The story picks up with Hock facing off against Kaddak, but he’s not the monster that we were once shown. In fact he looks like a fucking hero compared to Hock. It’s strange because you’ve really felt (or should have) for Hock up until this point, but watching him fight Kaddak you wonder who’s the monster exactly? Since their battle dictates where the story goes I will have to leave it there, but again… Vader will earn your fear.
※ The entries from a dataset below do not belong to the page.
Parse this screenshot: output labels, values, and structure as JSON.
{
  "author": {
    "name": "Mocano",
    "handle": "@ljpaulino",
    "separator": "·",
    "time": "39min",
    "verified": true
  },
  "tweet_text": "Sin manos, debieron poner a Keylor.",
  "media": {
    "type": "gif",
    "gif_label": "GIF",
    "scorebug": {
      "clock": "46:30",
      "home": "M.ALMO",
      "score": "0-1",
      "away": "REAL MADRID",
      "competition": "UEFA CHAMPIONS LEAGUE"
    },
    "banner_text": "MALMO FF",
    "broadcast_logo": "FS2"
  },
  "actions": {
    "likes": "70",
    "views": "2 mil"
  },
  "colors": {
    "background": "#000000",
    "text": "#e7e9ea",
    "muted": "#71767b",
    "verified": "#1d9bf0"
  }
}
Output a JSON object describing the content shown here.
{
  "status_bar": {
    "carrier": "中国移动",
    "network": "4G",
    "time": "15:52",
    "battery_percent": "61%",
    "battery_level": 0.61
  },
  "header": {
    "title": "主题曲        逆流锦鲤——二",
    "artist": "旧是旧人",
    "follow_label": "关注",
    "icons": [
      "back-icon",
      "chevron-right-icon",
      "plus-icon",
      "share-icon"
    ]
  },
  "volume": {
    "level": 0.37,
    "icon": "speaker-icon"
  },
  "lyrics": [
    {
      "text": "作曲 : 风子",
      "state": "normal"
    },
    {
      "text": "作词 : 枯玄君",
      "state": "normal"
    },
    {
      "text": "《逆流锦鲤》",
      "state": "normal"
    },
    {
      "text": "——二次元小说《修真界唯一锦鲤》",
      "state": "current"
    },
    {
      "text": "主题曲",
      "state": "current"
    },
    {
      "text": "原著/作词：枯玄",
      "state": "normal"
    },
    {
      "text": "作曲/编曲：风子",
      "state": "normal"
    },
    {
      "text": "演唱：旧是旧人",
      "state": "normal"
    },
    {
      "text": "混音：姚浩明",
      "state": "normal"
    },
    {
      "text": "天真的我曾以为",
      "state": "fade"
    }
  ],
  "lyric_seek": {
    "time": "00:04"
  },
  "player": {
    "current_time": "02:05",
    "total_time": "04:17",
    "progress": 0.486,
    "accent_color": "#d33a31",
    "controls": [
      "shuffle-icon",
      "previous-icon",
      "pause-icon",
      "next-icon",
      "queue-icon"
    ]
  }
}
Now you might think that Siedell knows Vader better than anyone else, but that’s not quite true. If it were then you wouldn’t get what he’s done with the character. What is true is that Siedell knows what fans expect and want from the character. The sequel/prequels unfortunately diminished the character, but here Siedell has built him up and made him the scary ass villain from the original trilogy. He gives you a reason to be scared upon his arrival and it’s not just because he’ll force choke you, it’s because he’ll then go and kill your family and anyone that happens upon his path on the way to and from killing your family. Siedell delivers the Vader we all want and that’s why it’s so good and entertaining to read his Vader tales.
All of this hinders on the art of course and Gabriel Guzman has gone above and beyond with this series. This issue in particular delivers some iconic scenes; scenes that I will not soon forget. Accompanying Guzman is Michael Atiyeh on colors and Atiyeh adds to iconic pages. There is a scene in which Vader is entering the city that’s now on fire and crumbling. We see him from behind with his cape flowing in the wind and his saber drawn and slightly pulled behind him. It’s a powerful visual that needs both artist and colorist to make possible. The glow of the saber illustrates how bloody Vader’s hands are. At that point it’s not so much glowing as it is a representation of the blood he’s spilled that day.
As always with this series I could go on and on, but at this point you’ve probably already decided to read it or not so do that. I don’t know if Siedell will be back with another Vader series, but I certainly hope that he has one more in him before the license passes to Marvel who will utilize it to produce “Star Wars Variants” for their monthly titles like they do everything else.
If you did like this series I would suggest checking out the other Vader titles and seeing the character development that Dark Horse has put into Darth Vader. They have in fact picked him up after his creation and prepared him to be the character we find in the original trilogy. I’m not going to argue if licensed comics are good or bad for the industry, but I will say that the entire industry should be founded on the notation of storytelling and Dark Horse’s Vader run has told an incredible story with real development for the character and nowhere is that illustrated more than with this series.
Writer: Tim Siedell Artist: Gabriel Guzman Colorist: Michael Atiyeh Publisher: Dark Horse Comics Price: $3.50 Release Date: 4/16/14 Formant: Mini-Series, Print/Digital